Ken Tucker reviews ''X-Men/Runaways'' and other titles available on Free Comic Book Day
Credit: X-Men/Runaways:

Ken Tucker on the Free Comic Book Day offerings

This Saturday is Free Comic Book Day 2006: Two million comics will be given away at more than 1,800 comic book stores across the country. Publishers both big and small partake in this ritual (now in its fifth year), designed to keep the medium alive in an age of Internet and videogame entertainment — to draw the young and old back to comic books, for the unprecedented variety of genres and the talent that creates them.

Here are some quick mini-reviews of some of the books being given away:

X-Men/Runaways (Marvel)
A cleverly written encounter between one of comicdom’s most popular crews, the X-Men, and one of the best new creations, the Runaways, a group of empowered teen mutants who band together because their parents were… villains. In the free issue, written by the terrific Brian K. Vaughan (grown-ups: go read his DC comic Ex Machina, oh, right now), the two teams circle each other warily, introducing themselves to each other (and therefore to new readers) and preparing to fight a common foe, in a storyline to be continued in a subsequent issue of Runaways. This comic book also contains a fine summary of the Ultimate Spider Man series written by the fellow who is probably the most prolific and excellent writer of dialogue in comics today, Brian Michael Bendis.

Free Scott Pilgrim (Oni)
Scott Pilgrim is a highly regarded new entry from the independent publisher Oni — it’s an intentionally wacky book, with the title character an ordinary, non-superhero teen, as the book says, ”sworn to defeat seven evil ex-boyfriends in order to date the girl of his dreams.” This free issue — hence its title — is typical: Written and drawn by Bryan Lee O’Malley in a black-and-white, American-manga style (i.e., characters drawn with large round eyes and exaggerated facial expressions), it showcases Scott attacked by a group of 16-year-old girl ”ninjas” (although they look like ordinary girls to the rest of us). Part fantasy, part realistic visissitudes of a teen, Pilgrim is what we used to called a ”funny-book,” and pretty darn funny at that.

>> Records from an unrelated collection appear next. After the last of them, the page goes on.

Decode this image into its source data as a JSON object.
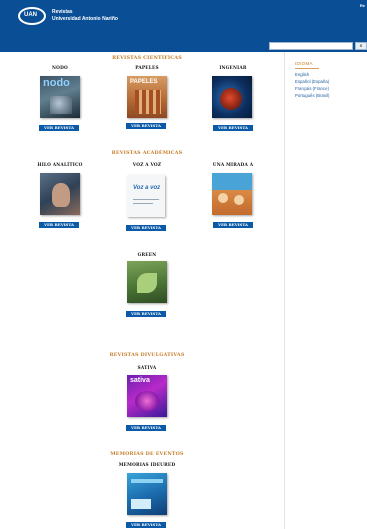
{
  "header": {
    "logo_text": "UAN",
    "title_line1": "Revistas",
    "title_line2": "Universidad Antonio Nariño",
    "corner_text": "Re",
    "search_placeholder": "",
    "search_button": "B"
  },
  "sidebar": {
    "title": "IDIOMA",
    "languages": [
      "English",
      "Español (España)",
      "Français (France)",
      "Português (Brasil)"
    ]
  },
  "sections": [
    {
      "title": "REVISTAS CIENTÍFICAS"
    },
    {
      "title": "REVISTAS ACADÉMICAS"
    },
    {
      "title": "REVISTAS DIVULGATIVAS"
    },
    {
      "title": "MEMORIAS DE EVENTOS"
    }
  ],
  "journals": [
    {
      "name": "NODO",
      "cover_text": "nodo",
      "button": "VER REVISTA"
    },
    {
      "name": "PAPELES",
      "cover_text": "PAPELES",
      "button": "VER REVISTA"
    },
    {
      "name": "INGENIAR",
      "cover_text": "",
      "button": "VER REVISTA"
    },
    {
      "name": "HILO ANALÍTICO",
      "cover_text": "",
      "button": "VER REVISTA"
    },
    {
      "name": "VOZ A VOZ",
      "cover_text": "Voz a voz",
      "button": "VER REVISTA"
    },
    {
      "name": "UNA MIRADA A",
      "cover_text": "",
      "button": "VER REVISTA"
    },
    {
      "name": "GREEN",
      "cover_text": "",
      "button": "VER REVISTA"
    },
    {
      "name": "SATIVA",
      "cover_text": "sativa",
      "button": "VER REVISTA"
    },
    {
      "name": "MEMORIAS IDEURED",
      "cover_text": "",
      "button": "VER REVISTA"
    }
  ],
  "colors": {
    "header_blue": "#0a4f95",
    "section_orange": "#c77c28",
    "button_blue": "#0a5aa8"
  }
}
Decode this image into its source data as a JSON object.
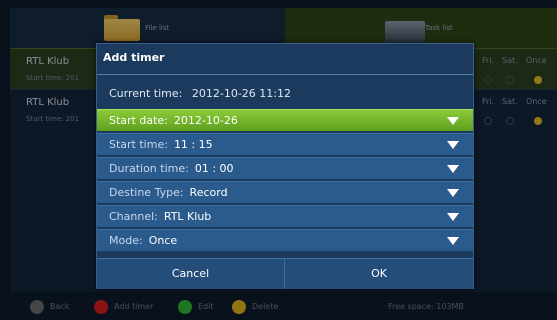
{
  "tabs": [
    {
      "label": "File list"
    },
    {
      "label": "Task list"
    }
  ],
  "list": {
    "rows": [
      {
        "channel": "RTL Klub",
        "start_time_label": "Start time: 201"
      },
      {
        "channel": "RTL Klub",
        "start_time_label": "Start time: 201"
      }
    ],
    "day_headers": [
      "Fri.",
      "Sat.",
      "Once"
    ]
  },
  "dialog": {
    "title": "Add timer",
    "current_time_label": "Current time:",
    "current_time_value": "2012-10-26  11:12",
    "fields": [
      {
        "label": "Start date:",
        "value": "2012-10-26"
      },
      {
        "label": "Start time:",
        "value": "11 : 15"
      },
      {
        "label": "Duration time:",
        "value": "01 : 00"
      },
      {
        "label": "Destine Type:",
        "value": "Record"
      },
      {
        "label": "Channel:",
        "value": "RTL Klub"
      },
      {
        "label": "Mode:",
        "value": "Once"
      }
    ],
    "cancel_label": "Cancel",
    "ok_label": "OK"
  },
  "bottom_bar": {
    "back_label": "Back",
    "add_timer_label": "Add timer",
    "edit_label": "Edit",
    "delete_label": "Delete",
    "free_space": "Free space: 103MB"
  },
  "colors": {
    "dialog_bg": "#1c3a5e",
    "active_row": "#7bbf2e",
    "key_red": "#d81e1e",
    "key_green": "#2fb52f",
    "key_yellow": "#e0b21c",
    "key_grey": "#666666"
  }
}
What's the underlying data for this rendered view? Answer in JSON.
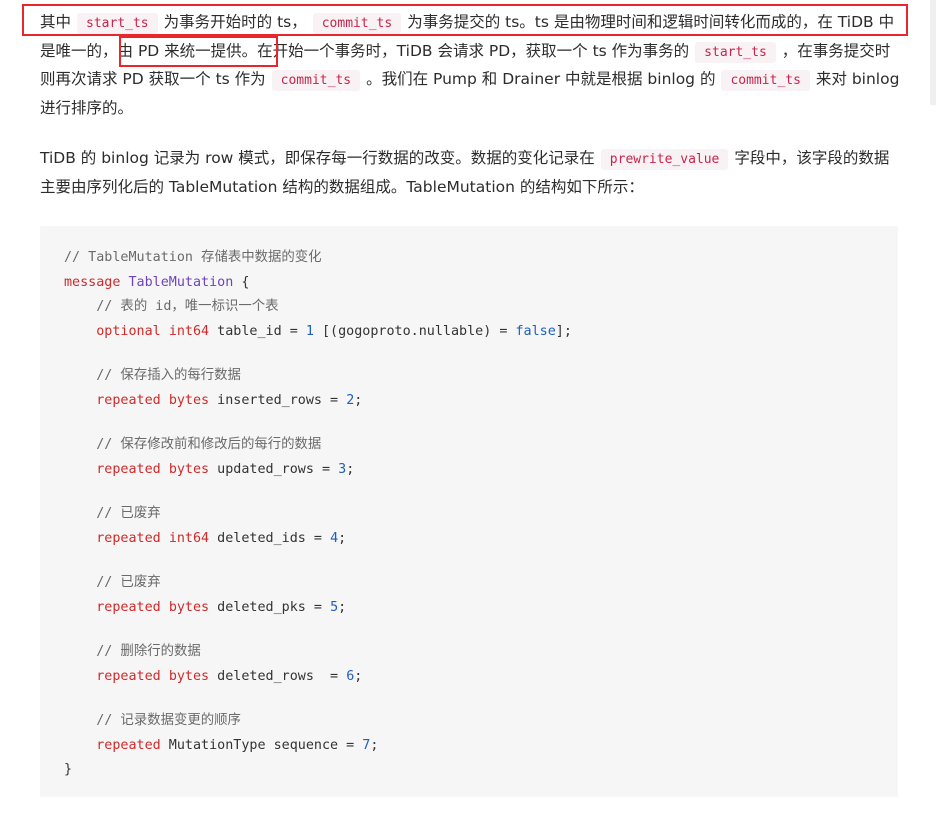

Superman/Batman (DC)
If you’re from another planet (as so many superheroes are), you may not know the origins of Superman and Batman. This issue gives you their backstories, but writer Jeph Loeb is so clever that he makes the hoary myths of exploding Krypton and Bruce Wayne’s killed parents seem reasonably fresh, and, in teaming up the heroes to battle the villain Metallo, provides a nice dialogue exchange: A wounded Superman (yes, bullets made of Kryptonite can do damage) makes a feeble joke and a grim Batman says, ”Do me a favor, Clark — lose the sense of humor,” to which Supes replies, ”Do us both a favor, Bruce: Buy a sense of humor.”

Archie’s 60th Anniversary Bash! (Archie Comics)
The perennial teenager has not fared well in recent years, ever since long-time signature artist Dan DeCarlo stopped drawing him well before the artist’s death in 2001. (That’s a legal and moral tussle for another column.) This freebie, written and drawn by Dan Parent in a now-standard wooden, unimaginative style, strains a thin plot to have Archie encounter most of the characters in the Archie-universe, such as Sabrina the Teenage Witch, Josie and the Pussycats, and even the much-missed Katy Keene. Even as kiddie entertainment, this is far too simple-minded a comic.

There are also anthology books being given away by the classiest publishers, such as Fantagraphics and Drawn & Quarterly, featuring major artists and writers like Michael Kupperman, Jordan Crane, and the French team of Phillipe Dupuy and Charles Berberian, whose Mr. Jean and Get a Life stories are marvelous, adult looks at middle-class life.

Check ’em all out. For a list of stores and the titles available in your area, go to Tell ’em EW sent ya.